--- START ---

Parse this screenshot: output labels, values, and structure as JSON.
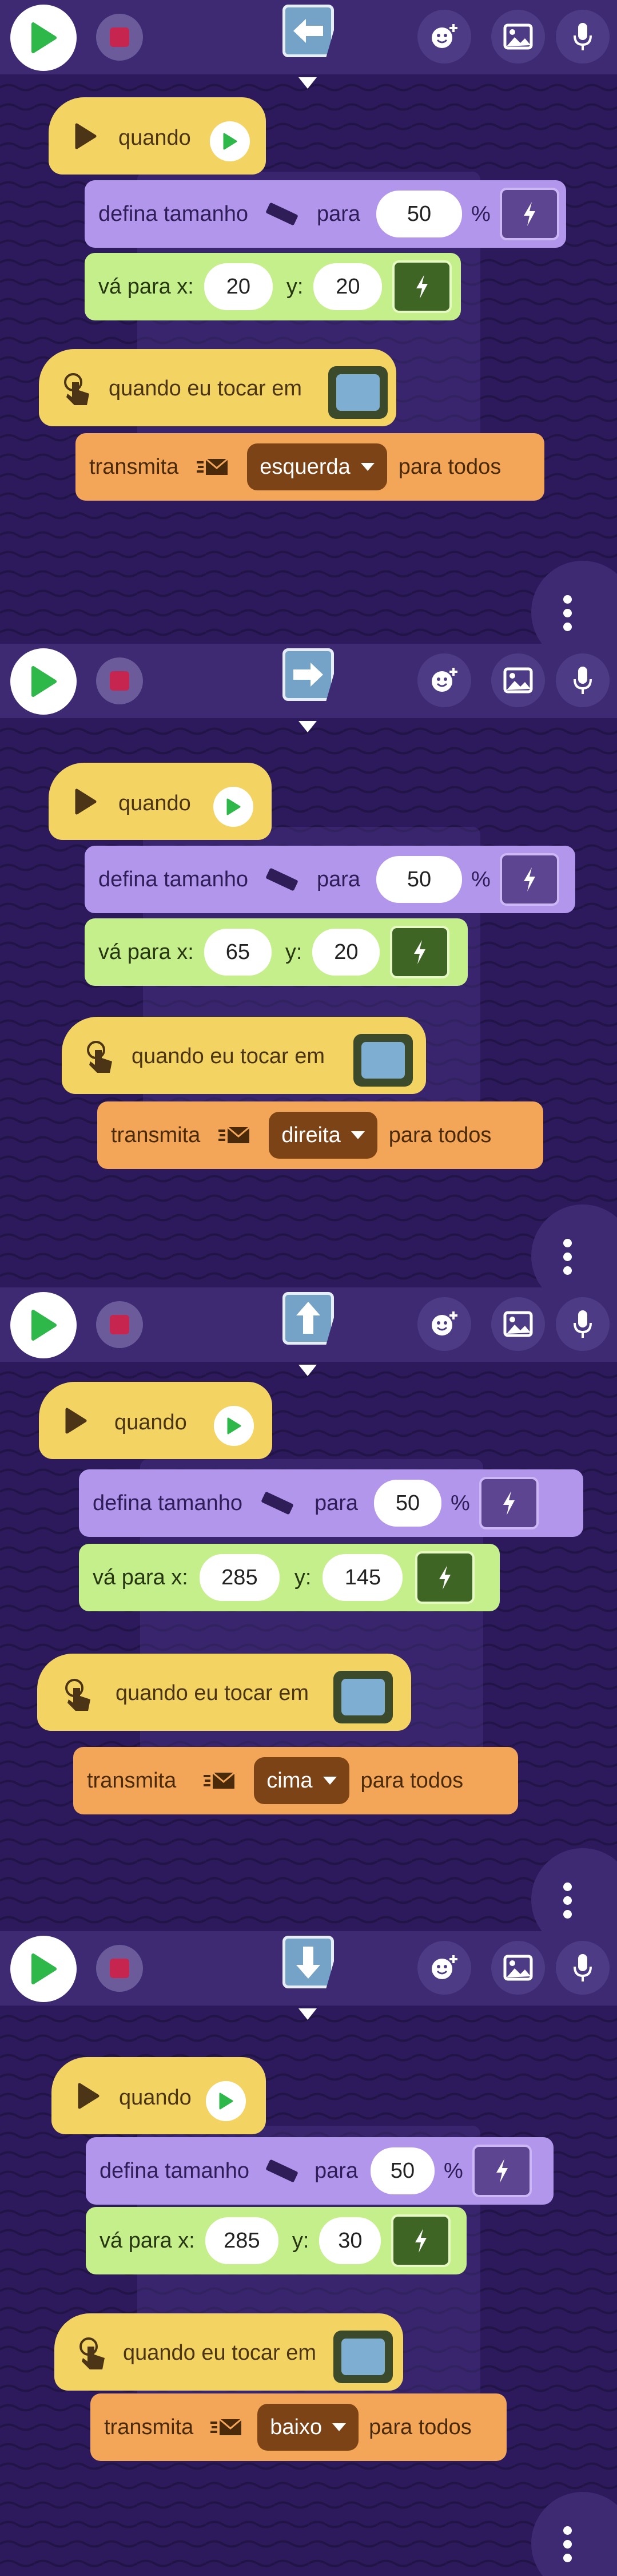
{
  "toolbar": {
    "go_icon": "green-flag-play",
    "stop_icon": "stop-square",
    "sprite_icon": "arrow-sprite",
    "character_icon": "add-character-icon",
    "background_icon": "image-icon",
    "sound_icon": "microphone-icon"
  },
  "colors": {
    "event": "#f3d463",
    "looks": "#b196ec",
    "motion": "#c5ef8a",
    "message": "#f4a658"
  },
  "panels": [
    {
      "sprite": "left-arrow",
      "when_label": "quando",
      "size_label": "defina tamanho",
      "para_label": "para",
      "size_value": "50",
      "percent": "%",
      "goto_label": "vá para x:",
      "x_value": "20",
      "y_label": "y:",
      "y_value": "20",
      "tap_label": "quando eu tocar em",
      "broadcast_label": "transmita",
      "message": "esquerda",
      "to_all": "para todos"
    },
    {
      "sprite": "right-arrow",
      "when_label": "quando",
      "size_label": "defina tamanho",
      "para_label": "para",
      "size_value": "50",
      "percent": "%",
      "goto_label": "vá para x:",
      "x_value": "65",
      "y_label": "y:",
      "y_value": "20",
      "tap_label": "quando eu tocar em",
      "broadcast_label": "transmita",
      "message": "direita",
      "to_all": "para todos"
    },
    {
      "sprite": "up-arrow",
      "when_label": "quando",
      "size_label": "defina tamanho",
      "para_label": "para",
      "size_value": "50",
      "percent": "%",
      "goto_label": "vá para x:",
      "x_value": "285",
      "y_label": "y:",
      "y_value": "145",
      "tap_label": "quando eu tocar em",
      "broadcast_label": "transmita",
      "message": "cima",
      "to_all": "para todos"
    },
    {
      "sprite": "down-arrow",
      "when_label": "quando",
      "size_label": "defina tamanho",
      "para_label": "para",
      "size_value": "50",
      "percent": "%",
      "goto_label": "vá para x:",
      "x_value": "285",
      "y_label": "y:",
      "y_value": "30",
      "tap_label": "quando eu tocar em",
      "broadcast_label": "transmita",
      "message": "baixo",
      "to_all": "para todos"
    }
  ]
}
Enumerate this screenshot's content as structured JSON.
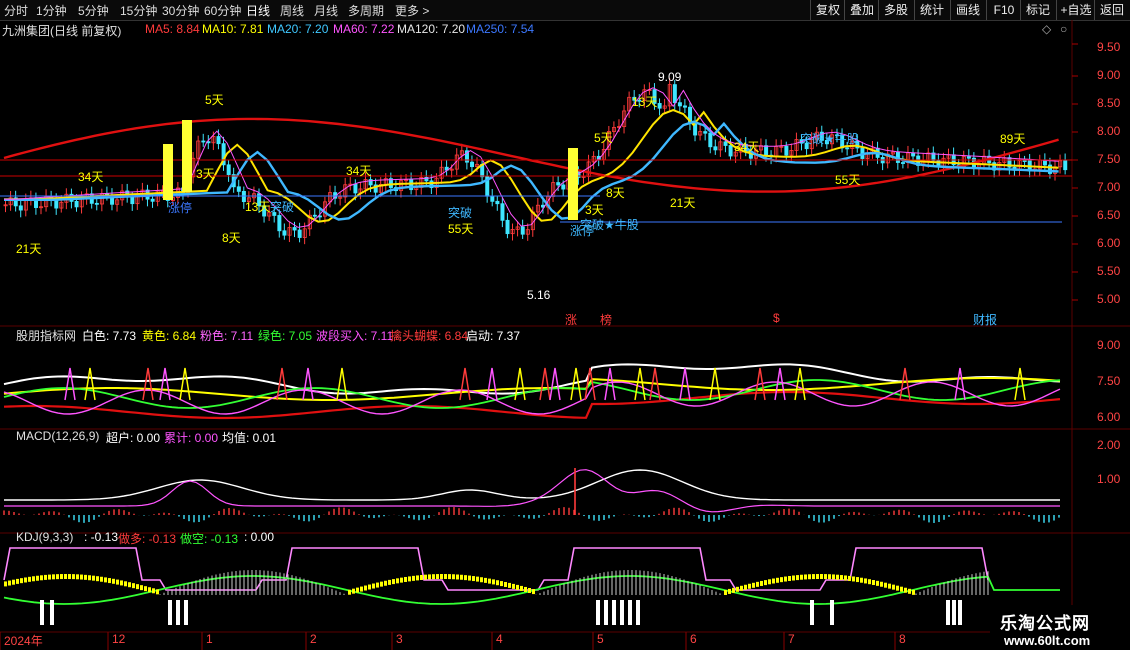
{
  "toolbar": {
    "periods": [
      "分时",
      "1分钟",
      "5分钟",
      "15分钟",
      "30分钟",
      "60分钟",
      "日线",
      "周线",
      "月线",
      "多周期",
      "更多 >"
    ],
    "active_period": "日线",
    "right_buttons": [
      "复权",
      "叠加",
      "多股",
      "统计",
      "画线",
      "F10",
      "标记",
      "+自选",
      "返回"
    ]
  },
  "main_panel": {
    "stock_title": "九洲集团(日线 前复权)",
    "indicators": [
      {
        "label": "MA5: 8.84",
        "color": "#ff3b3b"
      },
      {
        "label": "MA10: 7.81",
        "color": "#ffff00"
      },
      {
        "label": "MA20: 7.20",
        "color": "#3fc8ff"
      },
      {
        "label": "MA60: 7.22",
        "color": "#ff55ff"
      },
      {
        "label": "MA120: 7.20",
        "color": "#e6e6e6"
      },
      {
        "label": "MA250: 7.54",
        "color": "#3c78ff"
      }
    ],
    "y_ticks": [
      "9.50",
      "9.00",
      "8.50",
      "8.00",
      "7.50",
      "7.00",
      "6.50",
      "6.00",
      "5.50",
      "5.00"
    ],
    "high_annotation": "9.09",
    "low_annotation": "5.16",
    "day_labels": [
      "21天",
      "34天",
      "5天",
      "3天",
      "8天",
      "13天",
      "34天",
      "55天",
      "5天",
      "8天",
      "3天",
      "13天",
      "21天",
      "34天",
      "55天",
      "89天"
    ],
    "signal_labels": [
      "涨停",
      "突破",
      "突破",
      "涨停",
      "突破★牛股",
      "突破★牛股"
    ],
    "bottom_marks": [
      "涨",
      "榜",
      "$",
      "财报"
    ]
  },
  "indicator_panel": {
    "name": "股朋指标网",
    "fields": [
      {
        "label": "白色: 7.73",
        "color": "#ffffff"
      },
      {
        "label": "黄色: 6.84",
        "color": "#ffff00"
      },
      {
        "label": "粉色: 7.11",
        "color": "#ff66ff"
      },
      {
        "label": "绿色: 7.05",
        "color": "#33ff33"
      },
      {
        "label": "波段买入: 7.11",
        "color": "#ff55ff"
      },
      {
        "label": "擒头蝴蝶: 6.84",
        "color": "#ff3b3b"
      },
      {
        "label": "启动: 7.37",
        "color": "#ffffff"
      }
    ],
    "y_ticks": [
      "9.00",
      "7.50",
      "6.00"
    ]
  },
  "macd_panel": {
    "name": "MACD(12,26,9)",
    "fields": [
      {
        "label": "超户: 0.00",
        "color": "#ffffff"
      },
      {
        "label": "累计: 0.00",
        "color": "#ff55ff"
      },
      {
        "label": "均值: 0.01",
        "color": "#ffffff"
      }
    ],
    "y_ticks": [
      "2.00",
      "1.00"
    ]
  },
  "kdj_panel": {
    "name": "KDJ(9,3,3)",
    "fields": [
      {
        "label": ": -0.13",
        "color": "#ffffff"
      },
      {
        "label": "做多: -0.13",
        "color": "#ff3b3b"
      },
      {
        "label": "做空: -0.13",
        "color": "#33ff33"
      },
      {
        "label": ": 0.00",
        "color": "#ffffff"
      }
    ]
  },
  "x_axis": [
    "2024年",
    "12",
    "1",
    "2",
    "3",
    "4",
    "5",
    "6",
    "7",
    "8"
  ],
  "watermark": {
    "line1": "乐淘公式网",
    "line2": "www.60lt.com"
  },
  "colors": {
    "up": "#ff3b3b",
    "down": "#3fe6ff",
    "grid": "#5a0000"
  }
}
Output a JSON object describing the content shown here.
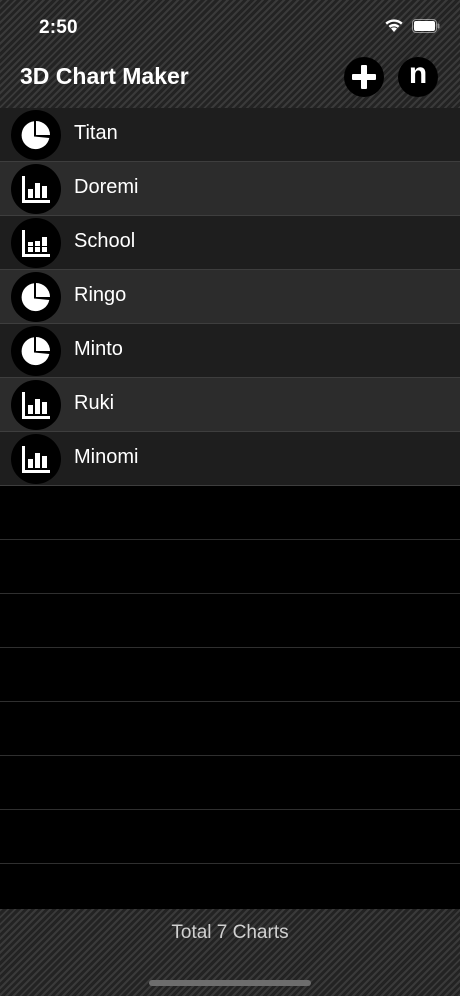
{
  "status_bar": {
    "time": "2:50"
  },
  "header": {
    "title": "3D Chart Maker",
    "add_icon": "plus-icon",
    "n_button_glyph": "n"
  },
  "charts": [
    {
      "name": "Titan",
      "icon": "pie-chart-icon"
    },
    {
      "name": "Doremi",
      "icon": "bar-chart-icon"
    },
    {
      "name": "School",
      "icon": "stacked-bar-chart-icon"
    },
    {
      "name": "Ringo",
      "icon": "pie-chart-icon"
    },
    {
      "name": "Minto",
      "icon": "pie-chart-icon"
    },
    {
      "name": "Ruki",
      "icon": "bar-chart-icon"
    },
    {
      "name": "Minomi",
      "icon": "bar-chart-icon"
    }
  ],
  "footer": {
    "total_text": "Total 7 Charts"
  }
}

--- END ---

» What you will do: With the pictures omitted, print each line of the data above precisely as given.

» Response for this exercise:
Parse this screenshot: output labels, values, and structure as JSON.
{
  "toolbar": {
    "go_icon": "green-flag-play",
    "stop_icon": "stop-square",
    "sprite_icon": "arrow-sprite",
    "character_icon": "add-character-icon",
    "background_icon": "image-icon",
    "sound_icon": "microphone-icon"
  },
  "colors": {
    "event": "#f3d463",
    "looks": "#b196ec",
    "motion": "#c5ef8a",
    "message": "#f4a658"
  },
  "panels": [
    {
      "sprite": "left-arrow",
      "when_label": "quando",
      "size_label": "defina tamanho",
      "para_label": "para",
      "size_value": "50",
      "percent": "%",
      "goto_label": "vá para x:",
      "x_value": "20",
      "y_label": "y:",
      "y_value": "20",
      "tap_label": "quando eu tocar em",
      "broadcast_label": "transmita",
      "message": "esquerda",
      "to_all": "para todos"
    },
    {
      "sprite": "right-arrow",
      "when_label": "quando",
      "size_label": "defina tamanho",
      "para_label": "para",
      "size_value": "50",
      "percent": "%",
      "goto_label": "vá para x:",
      "x_value": "65",
      "y_label": "y:",
      "y_value": "20",
      "tap_label": "quando eu tocar em",
      "broadcast_label": "transmita",
      "message": "direita",
      "to_all": "para todos"
    },
    {
      "sprite": "up-arrow",
      "when_label": "quando",
      "size_label": "defina tamanho",
      "para_label": "para",
      "size_value": "50",
      "percent": "%",
      "goto_label": "vá para x:",
      "x_value": "285",
      "y_label": "y:",
      "y_value": "145",
      "tap_label": "quando eu tocar em",
      "broadcast_label": "transmita",
      "message": "cima",
      "to_all": "para todos"
    },
    {
      "sprite": "down-arrow",
      "when_label": "quando",
      "size_label": "defina tamanho",
      "para_label": "para",
      "size_value": "50",
      "percent": "%",
      "goto_label": "vá para x:",
      "x_value": "285",
      "y_label": "y:",
      "y_value": "30",
      "tap_label": "quando eu tocar em",
      "broadcast_label": "transmita",
      "message": "baixo",
      "to_all": "para todos"
    }
  ]
}
Enumerate this screenshot's content as structured JSON.
{
  "toolbar": {
    "periods": [
      "分时",
      "1分钟",
      "5分钟",
      "15分钟",
      "30分钟",
      "60分钟",
      "日线",
      "周线",
      "月线",
      "多周期",
      "更多 >"
    ],
    "active_period": "日线",
    "right_buttons": [
      "复权",
      "叠加",
      "多股",
      "统计",
      "画线",
      "F10",
      "标记",
      "+自选",
      "返回"
    ]
  },
  "main_panel": {
    "stock_title": "九洲集团(日线 前复权)",
    "indicators": [
      {
        "label": "MA5: 8.84",
        "color": "#ff3b3b"
      },
      {
        "label": "MA10: 7.81",
        "color": "#ffff00"
      },
      {
        "label": "MA20: 7.20",
        "color": "#3fc8ff"
      },
      {
        "label": "MA60: 7.22",
        "color": "#ff55ff"
      },
      {
        "label": "MA120: 7.20",
        "color": "#e6e6e6"
      },
      {
        "label": "MA250: 7.54",
        "color": "#3c78ff"
      }
    ],
    "y_ticks": [
      "9.50",
      "9.00",
      "8.50",
      "8.00",
      "7.50",
      "7.00",
      "6.50",
      "6.00",
      "5.50",
      "5.00"
    ],
    "high_annotation": "9.09",
    "low_annotation": "5.16",
    "day_labels": [
      "21天",
      "34天",
      "5天",
      "3天",
      "8天",
      "13天",
      "34天",
      "55天",
      "5天",
      "8天",
      "3天",
      "13天",
      "21天",
      "34天",
      "55天",
      "89天"
    ],
    "signal_labels": [
      "涨停",
      "突破",
      "突破",
      "涨停",
      "突破★牛股",
      "突破★牛股"
    ],
    "bottom_marks": [
      "涨",
      "榜",
      "$",
      "财报"
    ]
  },
  "indicator_panel": {
    "name": "股朋指标网",
    "fields": [
      {
        "label": "白色: 7.73",
        "color": "#ffffff"
      },
      {
        "label": "黄色: 6.84",
        "color": "#ffff00"
      },
      {
        "label": "粉色: 7.11",
        "color": "#ff66ff"
      },
      {
        "label": "绿色: 7.05",
        "color": "#33ff33"
      },
      {
        "label": "波段买入: 7.11",
        "color": "#ff55ff"
      },
      {
        "label": "擒头蝴蝶: 6.84",
        "color": "#ff3b3b"
      },
      {
        "label": "启动: 7.37",
        "color": "#ffffff"
      }
    ],
    "y_ticks": [
      "9.00",
      "7.50",
      "6.00"
    ]
  },
  "macd_panel": {
    "name": "MACD(12,26,9)",
    "fields": [
      {
        "label": "超户: 0.00",
        "color": "#ffffff"
      },
      {
        "label": "累计: 0.00",
        "color": "#ff55ff"
      },
      {
        "label": "均值: 0.01",
        "color": "#ffffff"
      }
    ],
    "y_ticks": [
      "2.00",
      "1.00"
    ]
  },
  "kdj_panel": {
    "name": "KDJ(9,3,3)",
    "fields": [
      {
        "label": ": -0.13",
        "color": "#ffffff"
      },
      {
        "label": "做多: -0.13",
        "color": "#ff3b3b"
      },
      {
        "label": "做空: -0.13",
        "color": "#33ff33"
      },
      {
        "label": ": 0.00",
        "color": "#ffffff"
      }
    ]
  },
  "x_axis": [
    "2024年",
    "12",
    "1",
    "2",
    "3",
    "4",
    "5",
    "6",
    "7",
    "8"
  ],
  "watermark": {
    "line1": "乐淘公式网",
    "line2": "www.60lt.com"
  },
  "colors": {
    "up": "#ff3b3b",
    "down": "#3fe6ff",
    "grid": "#5a0000"
  }
}
Output a JSON object describing the content shown here.
{
  "status_bar": {
    "time": "2:50"
  },
  "header": {
    "title": "3D Chart Maker",
    "add_icon": "plus-icon",
    "n_button_glyph": "n"
  },
  "charts": [
    {
      "name": "Titan",
      "icon": "pie-chart-icon"
    },
    {
      "name": "Doremi",
      "icon": "bar-chart-icon"
    },
    {
      "name": "School",
      "icon": "stacked-bar-chart-icon"
    },
    {
      "name": "Ringo",
      "icon": "pie-chart-icon"
    },
    {
      "name": "Minto",
      "icon": "pie-chart-icon"
    },
    {
      "name": "Ruki",
      "icon": "bar-chart-icon"
    },
    {
      "name": "Minomi",
      "icon": "bar-chart-icon"
    }
  ],
  "footer": {
    "total_text": "Total 7 Charts"
  }
}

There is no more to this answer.